Bibliography:, (2010). The Real Fashion Victims – TH!NK ABOUT IT. [online] Available at: [Accessed 6 Oct. 2014].

Chamberlain, G. (2012). India’s clothing workers: ‘They slap us and call us dogs and donkeys’. [online] the Guardian. Available at: [Accessed 6 oct. 2014]., (2014). Issues | Labour Behind the Label. [online] Available at: [Accessed 6 oct. 2014].

Mail Online, (2014). Exposed: Primark’s sweatshops that pay children just 60p a day. [online] Available at: [Accessed 6 oct. 2014].

Murphy, J. (2014). From Primark to prawns: we shouldn’t ignore workers’ rights and Labour won’t | LabourList. [online] Available at: [Accessed 6 oct. 2014].

Fig 1-4: Mail Online, (2014). Exposed: Primark’s sweatshops that pay children just 60p a day. [online] Available at: [Accessed 6 Oct 2014].



Ethical Fashion

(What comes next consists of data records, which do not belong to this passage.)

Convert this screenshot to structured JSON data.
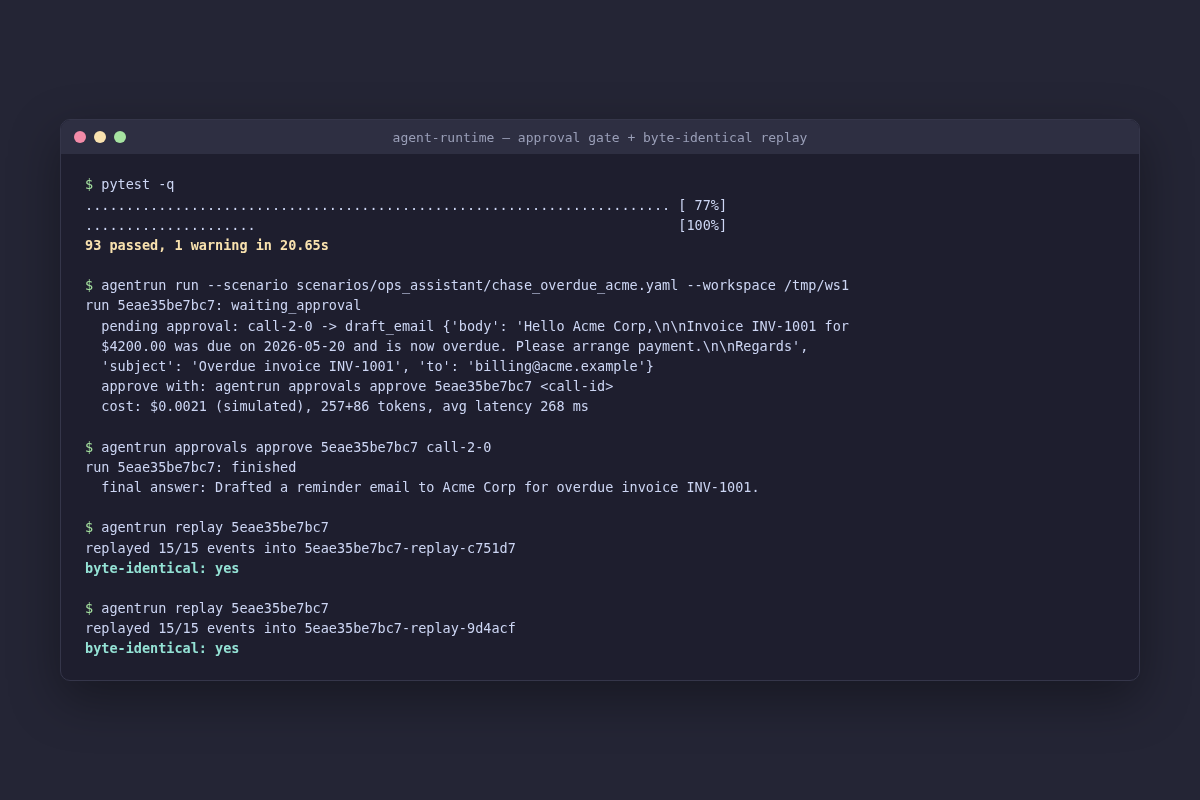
{
  "window": {
    "title": "agent-runtime — approval gate + byte-identical replay"
  },
  "session": [
    {
      "prompt": "$",
      "command": "pytest -q",
      "output": [
        {
          "kind": "progress",
          "dots": "........................................................................",
          "percent": "[ 77%]"
        },
        {
          "kind": "progress",
          "dots": ".....................",
          "percent": "[100%]"
        },
        {
          "kind": "summary",
          "text": "93 passed, 1 warning in 20.65s"
        }
      ]
    },
    {
      "prompt": "$",
      "command": "agentrun run --scenario scenarios/ops_assistant/chase_overdue_acme.yaml --workspace /tmp/ws1",
      "output": [
        {
          "kind": "plain",
          "text": "run 5eae35be7bc7: waiting_approval",
          "children": [
            {
              "kind": "plain",
              "text": "pending approval: call-2-0 -> draft_email {'body': 'Hello Acme Corp,\\n\\nInvoice INV-1001 for"
            },
            {
              "kind": "plain",
              "text": "$4200.00 was due on 2026-05-20 and is now overdue. Please arrange payment.\\n\\nRegards',"
            },
            {
              "kind": "plain",
              "text": "'subject': 'Overdue invoice INV-1001', 'to': 'billing@acme.example'}"
            },
            {
              "kind": "plain",
              "text": "approve with: agentrun approvals approve 5eae35be7bc7 <call-id>"
            },
            {
              "kind": "plain",
              "text": "cost: $0.0021 (simulated), 257+86 tokens, avg latency 268 ms"
            }
          ]
        }
      ]
    },
    {
      "prompt": "$",
      "command": "agentrun approvals approve 5eae35be7bc7 call-2-0",
      "output": [
        {
          "kind": "plain",
          "text": "run 5eae35be7bc7: finished",
          "children": [
            {
              "kind": "plain",
              "text": "final answer: Drafted a reminder email to Acme Corp for overdue invoice INV-1001."
            }
          ]
        }
      ]
    },
    {
      "prompt": "$",
      "command": "agentrun replay 5eae35be7bc7",
      "output": [
        {
          "kind": "plain",
          "text": "replayed 15/15 events into 5eae35be7bc7-replay-c751d7"
        },
        {
          "kind": "status",
          "text": "byte-identical: yes"
        }
      ]
    },
    {
      "prompt": "$",
      "command": "agentrun replay 5eae35be7bc7",
      "output": [
        {
          "kind": "plain",
          "text": "replayed 15/15 events into 5eae35be7bc7-replay-9d4acf"
        },
        {
          "kind": "status",
          "text": "byte-identical: yes"
        }
      ]
    }
  ]
}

I’m a 22-year-old girl from India. My name is Bhumi Vekaria and I’m presently in Leicester city studying at De Montfort University. I’m studying MA in Fashion Management with Marketing. I have previously completed my Bachelors in Business Administration, which is not related to fashion at all! I’m here studying this course because I always wanted to merge business world with the glamorous fashion world. I love luxurious brands. My aim is to become a brand manager one day.

I’m writing about ethical fashion today. What is ethical fashion? The word “ethical” means something, which is morally right and acceptable. Ethical fashion is an approach to design and manufacture clothing, accessories, luggage and footwear, which maximizes benefits to people while minimizing bad impact on the environment. I have taken up a very critical topic, which is a major issue in the ethical fashion world. Exploitation of animals, which is a very serious issue faced by whole of the fashion world.

What we choose to wear, how we choose to wear, and our personal style provides direct information about us to the society, who we are, what we want to be and what we want to be seen as. As much as fashion choices enrich our lives, fashion that is not consumer conscious may have negative effect on others lives. This becomes quite obvious when we look at what kinds of materials are considered essentially in the highly competitive fashion world, what we see celebrities promoting it every day. These “materials” — such as leather, fur, wool, or animal skins — have a much higher cost than their non-animal products. When fashion literally kills its time to look into the matter, the fashion that is killing and exploiting the poor animals and by doing such sins the brands are earning in trillions!

There are 5 worst ways by which animals are harmed, exploited in the fashion industry:






There was this recent issue about the Angora rabbits treated brutally to extract their fur for garments.

Philanthropy People for the Ethical ­treatment of Animals (PETA) – whose covert specialists taped hide being tore from the shouting creatures – said it is one more factor leading to the demise of the merciless exchange. Mimi Bekhechi, partner executive at PETA, said: “Exposed rabbits have fistfuls of hide tore from their bodies as they shout in torment couldn’t neglect to miracle any shopper with a heart (Bagot, 2014) For selling fashion the manufactures are going heartless when it comes to animals and nature. I really feel that one should put their own effort to stop this exploitation and sin against the poor animals that doesn’t deserve to die everyday while still breathing.


Garment made out of Leopard skin

Garment made out of Leopard skin

*For more information about the Angora rabbits issue click on the link:

This video made me cry! I doubt humanity exists .


Bagot, M. (2014). All Saints is latest clothing firm to ban Angora rabbit fur over barbaric way it is farmed. [online] mirror. Available at: [Accessed 30 sep 2014].

Cervellon, M., & Wernerfelt, A. (2012). Knowledge sharing among green fashion communities online. Journal of Fashion Marketing and Management, 16(2), 176-192. doi:

Fig 1:, (2014). [online] Available at: [Accessed 30 sep. 2014].